• _Source material_:
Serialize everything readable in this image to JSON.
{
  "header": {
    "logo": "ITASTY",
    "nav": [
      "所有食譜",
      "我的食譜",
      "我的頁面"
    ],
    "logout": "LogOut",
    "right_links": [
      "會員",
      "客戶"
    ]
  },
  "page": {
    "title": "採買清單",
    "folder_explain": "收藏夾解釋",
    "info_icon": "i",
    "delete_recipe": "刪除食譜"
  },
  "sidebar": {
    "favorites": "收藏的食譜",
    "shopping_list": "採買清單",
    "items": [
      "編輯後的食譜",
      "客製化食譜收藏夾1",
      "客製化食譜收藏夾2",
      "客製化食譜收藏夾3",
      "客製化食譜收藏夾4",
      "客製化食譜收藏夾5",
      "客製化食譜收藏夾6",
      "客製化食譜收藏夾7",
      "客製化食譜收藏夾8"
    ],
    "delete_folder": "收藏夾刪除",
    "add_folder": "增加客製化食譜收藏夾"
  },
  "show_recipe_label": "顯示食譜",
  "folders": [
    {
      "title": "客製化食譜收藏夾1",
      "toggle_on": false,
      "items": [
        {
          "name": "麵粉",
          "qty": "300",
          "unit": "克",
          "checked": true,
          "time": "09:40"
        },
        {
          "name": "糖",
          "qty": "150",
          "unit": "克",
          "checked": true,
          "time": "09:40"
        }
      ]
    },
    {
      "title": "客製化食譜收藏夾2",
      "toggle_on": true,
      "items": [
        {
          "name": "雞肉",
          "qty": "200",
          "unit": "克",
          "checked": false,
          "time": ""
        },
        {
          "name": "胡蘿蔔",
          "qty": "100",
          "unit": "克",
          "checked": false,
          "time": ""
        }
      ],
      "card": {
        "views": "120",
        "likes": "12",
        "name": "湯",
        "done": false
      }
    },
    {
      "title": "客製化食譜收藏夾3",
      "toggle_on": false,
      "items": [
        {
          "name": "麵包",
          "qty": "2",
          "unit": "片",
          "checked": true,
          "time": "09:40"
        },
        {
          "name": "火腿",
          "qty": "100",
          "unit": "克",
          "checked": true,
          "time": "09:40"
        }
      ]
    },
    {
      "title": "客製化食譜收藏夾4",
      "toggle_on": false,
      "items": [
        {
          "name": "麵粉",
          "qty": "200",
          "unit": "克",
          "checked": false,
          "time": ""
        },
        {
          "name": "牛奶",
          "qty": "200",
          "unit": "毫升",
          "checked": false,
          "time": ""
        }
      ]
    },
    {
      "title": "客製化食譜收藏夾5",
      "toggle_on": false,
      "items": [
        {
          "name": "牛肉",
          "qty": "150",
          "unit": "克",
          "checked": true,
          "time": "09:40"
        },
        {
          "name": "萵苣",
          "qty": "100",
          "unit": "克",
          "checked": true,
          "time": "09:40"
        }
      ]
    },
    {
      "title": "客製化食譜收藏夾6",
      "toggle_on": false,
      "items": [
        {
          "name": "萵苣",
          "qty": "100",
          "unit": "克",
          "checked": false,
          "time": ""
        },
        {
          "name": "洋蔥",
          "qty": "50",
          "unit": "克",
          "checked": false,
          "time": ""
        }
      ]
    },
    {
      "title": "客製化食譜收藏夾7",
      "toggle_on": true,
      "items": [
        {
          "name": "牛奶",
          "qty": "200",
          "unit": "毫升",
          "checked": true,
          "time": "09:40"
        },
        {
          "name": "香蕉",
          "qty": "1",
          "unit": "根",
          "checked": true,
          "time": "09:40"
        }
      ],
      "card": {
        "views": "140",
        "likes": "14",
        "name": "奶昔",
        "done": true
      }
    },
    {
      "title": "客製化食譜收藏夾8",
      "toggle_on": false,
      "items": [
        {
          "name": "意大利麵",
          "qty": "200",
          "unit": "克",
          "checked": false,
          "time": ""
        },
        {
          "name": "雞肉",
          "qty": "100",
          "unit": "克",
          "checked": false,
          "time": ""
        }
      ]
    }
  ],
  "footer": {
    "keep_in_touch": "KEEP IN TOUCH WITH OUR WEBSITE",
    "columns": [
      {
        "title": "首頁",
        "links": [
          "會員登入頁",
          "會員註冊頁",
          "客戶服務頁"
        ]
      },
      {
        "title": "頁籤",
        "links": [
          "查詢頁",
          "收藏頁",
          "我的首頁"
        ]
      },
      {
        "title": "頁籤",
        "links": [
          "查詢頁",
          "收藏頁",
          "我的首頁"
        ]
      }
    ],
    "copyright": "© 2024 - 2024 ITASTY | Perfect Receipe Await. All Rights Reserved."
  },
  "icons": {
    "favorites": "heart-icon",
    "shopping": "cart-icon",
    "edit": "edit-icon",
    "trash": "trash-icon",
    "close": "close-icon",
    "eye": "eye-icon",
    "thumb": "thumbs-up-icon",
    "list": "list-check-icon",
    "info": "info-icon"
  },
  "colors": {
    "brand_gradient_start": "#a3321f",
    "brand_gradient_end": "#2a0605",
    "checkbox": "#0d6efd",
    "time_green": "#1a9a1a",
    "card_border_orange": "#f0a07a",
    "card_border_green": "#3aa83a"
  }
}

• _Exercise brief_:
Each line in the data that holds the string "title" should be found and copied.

• _Answer to this problem_:
    "title": "採買清單",
      "title": "客製化食譜收藏夾1",
      "title": "客製化食譜收藏夾2",
      "title": "客製化食譜收藏夾3",
      "title": "客製化食譜收藏夾4",
      "title": "客製化食譜收藏夾5",
      "title": "客製化食譜收藏夾6",
      "title": "客製化食譜收藏夾7",
      "title": "客製化食譜收藏夾8",
        "title": "首頁",
        "title": "頁籤",
        "title": "頁籤",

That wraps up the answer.